(Records contained in a dataset)

Content starts

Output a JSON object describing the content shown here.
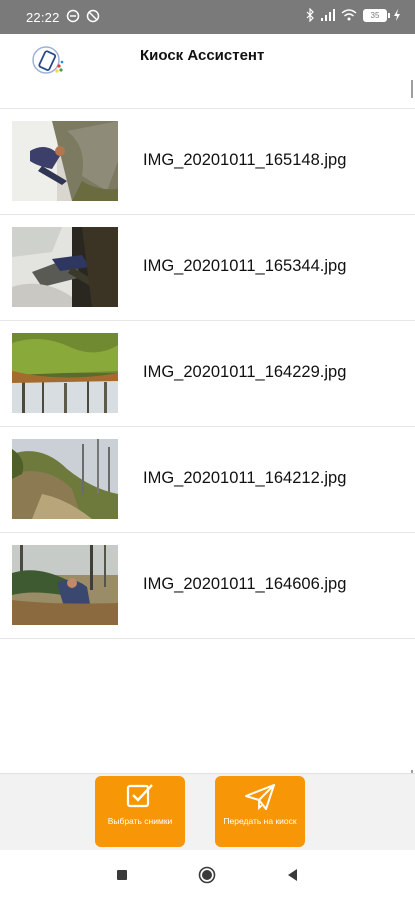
{
  "status_bar": {
    "time": "22:22",
    "battery": "35"
  },
  "app": {
    "title": "Киоск Ассистент",
    "logo_icon": "kiosk-phone-icon"
  },
  "files": [
    {
      "name": "IMG_20201011_165148.jpg"
    },
    {
      "name": "IMG_20201011_165344.jpg"
    },
    {
      "name": "IMG_20201011_164229.jpg"
    },
    {
      "name": "IMG_20201011_164212.jpg"
    },
    {
      "name": "IMG_20201011_164606.jpg"
    }
  ],
  "actions": {
    "select": {
      "label": "Выбрать снимки",
      "icon": "checkbox-icon"
    },
    "send": {
      "label": "Передать на киоск",
      "icon": "paper-plane-icon"
    }
  },
  "colors": {
    "accent": "#f79708",
    "status_bar": "#7a7a7a"
  }
}
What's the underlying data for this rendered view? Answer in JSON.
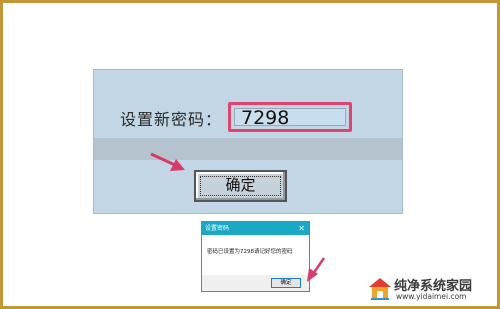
{
  "password_dialog": {
    "label": "设置新密码：",
    "password_value": "7298",
    "ok_label": "确定"
  },
  "message_dialog": {
    "title": "设置密码",
    "close_glyph": "✕",
    "message": "密码已设置为7298请记好您的密码",
    "ok_label": "确定"
  },
  "watermark": {
    "title": "纯净系统家园",
    "url": "www.yidaimei.com"
  },
  "colors": {
    "frame_border": "#c4963a",
    "highlight": "#e0436f",
    "panel_bg": "#c2d6e5",
    "msg_title_bg": "#1aa8c4"
  }
}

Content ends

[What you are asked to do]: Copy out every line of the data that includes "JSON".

[Task output]:
Output a JSON object describing the content shown here.
What's the underlying data for this rendered view? Answer in JSON.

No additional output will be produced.